[Web page and app entries]
━━━━━━

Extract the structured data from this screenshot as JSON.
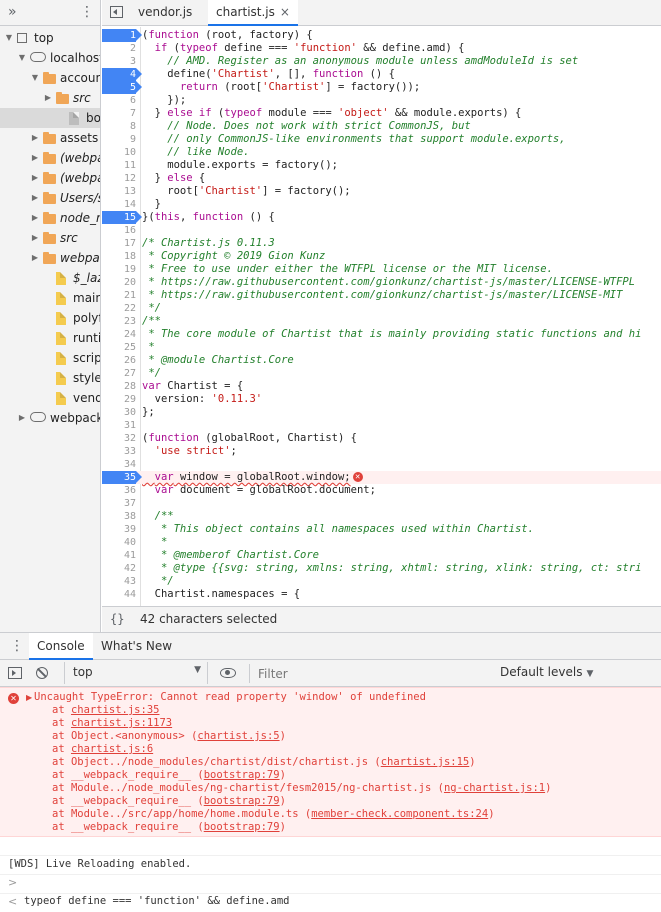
{
  "navigator": {
    "more_label": "»",
    "menu_label": "⋮",
    "items": [
      {
        "label": "top",
        "italic": false,
        "type": "frame",
        "depth": 0,
        "arrow": "down"
      },
      {
        "label": "localhost:",
        "italic": false,
        "type": "cloud",
        "depth": 1,
        "arrow": "down"
      },
      {
        "label": "accoun",
        "italic": false,
        "type": "folder",
        "depth": 2,
        "arrow": "down"
      },
      {
        "label": "src",
        "italic": true,
        "type": "folder",
        "depth": 3,
        "arrow": "right"
      },
      {
        "label": "book",
        "italic": false,
        "type": "file-gray",
        "depth": 4,
        "arrow": "",
        "selected": true
      },
      {
        "label": "assets",
        "italic": false,
        "type": "folder",
        "depth": 2,
        "arrow": "right"
      },
      {
        "label": "(webpa",
        "italic": true,
        "type": "folder",
        "depth": 2,
        "arrow": "right"
      },
      {
        "label": "(webpa",
        "italic": true,
        "type": "folder",
        "depth": 2,
        "arrow": "right"
      },
      {
        "label": "Users/s",
        "italic": true,
        "type": "folder",
        "depth": 2,
        "arrow": "right"
      },
      {
        "label": "node_m",
        "italic": true,
        "type": "folder",
        "depth": 2,
        "arrow": "right"
      },
      {
        "label": "src",
        "italic": true,
        "type": "folder",
        "depth": 2,
        "arrow": "right"
      },
      {
        "label": "webpac",
        "italic": true,
        "type": "folder",
        "depth": 2,
        "arrow": "right"
      },
      {
        "label": "$_lazy_",
        "italic": true,
        "type": "file",
        "depth": 3,
        "arrow": ""
      },
      {
        "label": "main.js",
        "italic": false,
        "type": "file",
        "depth": 3,
        "arrow": ""
      },
      {
        "label": "polyfills",
        "italic": false,
        "type": "file",
        "depth": 3,
        "arrow": ""
      },
      {
        "label": "runtime",
        "italic": false,
        "type": "file",
        "depth": 3,
        "arrow": ""
      },
      {
        "label": "scripts.",
        "italic": false,
        "type": "file",
        "depth": 3,
        "arrow": ""
      },
      {
        "label": "styles.js",
        "italic": false,
        "type": "file",
        "depth": 3,
        "arrow": ""
      },
      {
        "label": "vendor.",
        "italic": false,
        "type": "file",
        "depth": 3,
        "arrow": ""
      },
      {
        "label": "webpack:",
        "italic": false,
        "type": "cloud",
        "depth": 1,
        "arrow": "right"
      }
    ]
  },
  "editor": {
    "tabs": [
      {
        "label": "vendor.js",
        "active": false
      },
      {
        "label": "chartist.js",
        "active": true,
        "close": "×"
      }
    ],
    "lines": [
      {
        "n": "1",
        "bp": true,
        "text": "(function (root, factory) {"
      },
      {
        "n": "2",
        "text": "  if (typeof define === 'function' && define.amd) {"
      },
      {
        "n": "3",
        "text": "    // AMD. Register as an anonymous module unless amdModuleId is set",
        "style": "comment"
      },
      {
        "n": "4",
        "bp": true,
        "text": "    define('Chartist', [], function () {"
      },
      {
        "n": "5",
        "bp": true,
        "text": "      return (root['Chartist'] = factory());"
      },
      {
        "n": "6",
        "text": "    });"
      },
      {
        "n": "7",
        "text": "  } else if (typeof module === 'object' && module.exports) {"
      },
      {
        "n": "8",
        "text": "    // Node. Does not work with strict CommonJS, but",
        "style": "comment"
      },
      {
        "n": "9",
        "text": "    // only CommonJS-like environments that support module.exports,",
        "style": "comment"
      },
      {
        "n": "10",
        "text": "    // like Node.",
        "style": "comment"
      },
      {
        "n": "11",
        "text": "    module.exports = factory();"
      },
      {
        "n": "12",
        "text": "  } else {"
      },
      {
        "n": "13",
        "text": "    root['Chartist'] = factory();"
      },
      {
        "n": "14",
        "text": "  }"
      },
      {
        "n": "15",
        "bp": true,
        "text": "}(this, function () {"
      },
      {
        "n": "16",
        "text": ""
      },
      {
        "n": "17",
        "text": "/* Chartist.js 0.11.3",
        "style": "comment"
      },
      {
        "n": "18",
        "text": " * Copyright © 2019 Gion Kunz",
        "style": "comment"
      },
      {
        "n": "19",
        "text": " * Free to use under either the WTFPL license or the MIT license.",
        "style": "comment"
      },
      {
        "n": "20",
        "text": " * https://raw.githubusercontent.com/gionkunz/chartist-js/master/LICENSE-WTFPL",
        "style": "comment"
      },
      {
        "n": "21",
        "text": " * https://raw.githubusercontent.com/gionkunz/chartist-js/master/LICENSE-MIT",
        "style": "comment"
      },
      {
        "n": "22",
        "text": " */",
        "style": "comment"
      },
      {
        "n": "23",
        "text": "/**",
        "style": "comment"
      },
      {
        "n": "24",
        "text": " * The core module of Chartist that is mainly providing static functions and hi",
        "style": "comment"
      },
      {
        "n": "25",
        "text": " *",
        "style": "comment"
      },
      {
        "n": "26",
        "text": " * @module Chartist.Core",
        "style": "comment"
      },
      {
        "n": "27",
        "text": " */",
        "style": "comment"
      },
      {
        "n": "28",
        "text": "var Chartist = {"
      },
      {
        "n": "29",
        "text": "  version: '0.11.3'"
      },
      {
        "n": "30",
        "text": "};"
      },
      {
        "n": "31",
        "text": ""
      },
      {
        "n": "32",
        "text": "(function (globalRoot, Chartist) {"
      },
      {
        "n": "33",
        "text": "  'use strict';"
      },
      {
        "n": "34",
        "text": ""
      },
      {
        "n": "35",
        "bp": true,
        "err": true,
        "text": "  var window = globalRoot.window;"
      },
      {
        "n": "36",
        "text": "  var document = globalRoot.document;"
      },
      {
        "n": "37",
        "text": ""
      },
      {
        "n": "38",
        "text": "  /**",
        "style": "comment"
      },
      {
        "n": "39",
        "text": "   * This object contains all namespaces used within Chartist.",
        "style": "comment"
      },
      {
        "n": "40",
        "text": "   *",
        "style": "comment"
      },
      {
        "n": "41",
        "text": "   * @memberof Chartist.Core",
        "style": "comment"
      },
      {
        "n": "42",
        "text": "   * @type {{svg: string, xmlns: string, xhtml: string, xlink: string, ct: stri",
        "style": "comment"
      },
      {
        "n": "43",
        "text": "   */",
        "style": "comment"
      },
      {
        "n": "44",
        "text": "  Chartist.namespaces = {"
      }
    ],
    "status": {
      "braces": "{}",
      "selection": "42 characters selected"
    }
  },
  "drawer": {
    "menu_label": "⋮",
    "tabs": [
      {
        "label": "Console",
        "active": true
      },
      {
        "label": "What's New",
        "active": false
      }
    ],
    "toolbar": {
      "context": "top",
      "filter_placeholder": "Filter",
      "levels": "Default levels"
    },
    "error": {
      "headline": "Uncaught TypeError: Cannot read property 'window' of undefined",
      "stack": [
        {
          "prefix": "at ",
          "fn": "",
          "loc": "chartist.js:35"
        },
        {
          "prefix": "at ",
          "fn": "",
          "loc": "chartist.js:1173"
        },
        {
          "prefix": "at ",
          "fn": "Object.<anonymous> (",
          "loc": "chartist.js:5",
          "suffix": ")"
        },
        {
          "prefix": "at ",
          "fn": "",
          "loc": "chartist.js:6"
        },
        {
          "prefix": "at ",
          "fn": "Object../node_modules/chartist/dist/chartist.js (",
          "loc": "chartist.js:15",
          "suffix": ")"
        },
        {
          "prefix": "at ",
          "fn": "__webpack_require__ (",
          "loc": "bootstrap:79",
          "suffix": ")"
        },
        {
          "prefix": "at ",
          "fn": "Module../node_modules/ng-chartist/fesm2015/ng-chartist.js (",
          "loc": "ng-chartist.js:1",
          "suffix": ")"
        },
        {
          "prefix": "at ",
          "fn": "__webpack_require__ (",
          "loc": "bootstrap:79",
          "suffix": ")"
        },
        {
          "prefix": "at ",
          "fn": "Module../src/app/home/home.module.ts (",
          "loc": "member-check.component.ts:24",
          "suffix": ")"
        },
        {
          "prefix": "at ",
          "fn": "__webpack_require__ (",
          "loc": "bootstrap:79",
          "suffix": ")"
        }
      ]
    },
    "log_line": "[WDS] Live Reloading enabled.",
    "input_expr": "typeof define === 'function' && define.amd",
    "result": "false",
    "prompt": ">",
    "result_marker": "<"
  }
}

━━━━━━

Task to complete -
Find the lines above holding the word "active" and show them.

Response below -
        "active": false
        "active": true,
        "active": true
        "active": false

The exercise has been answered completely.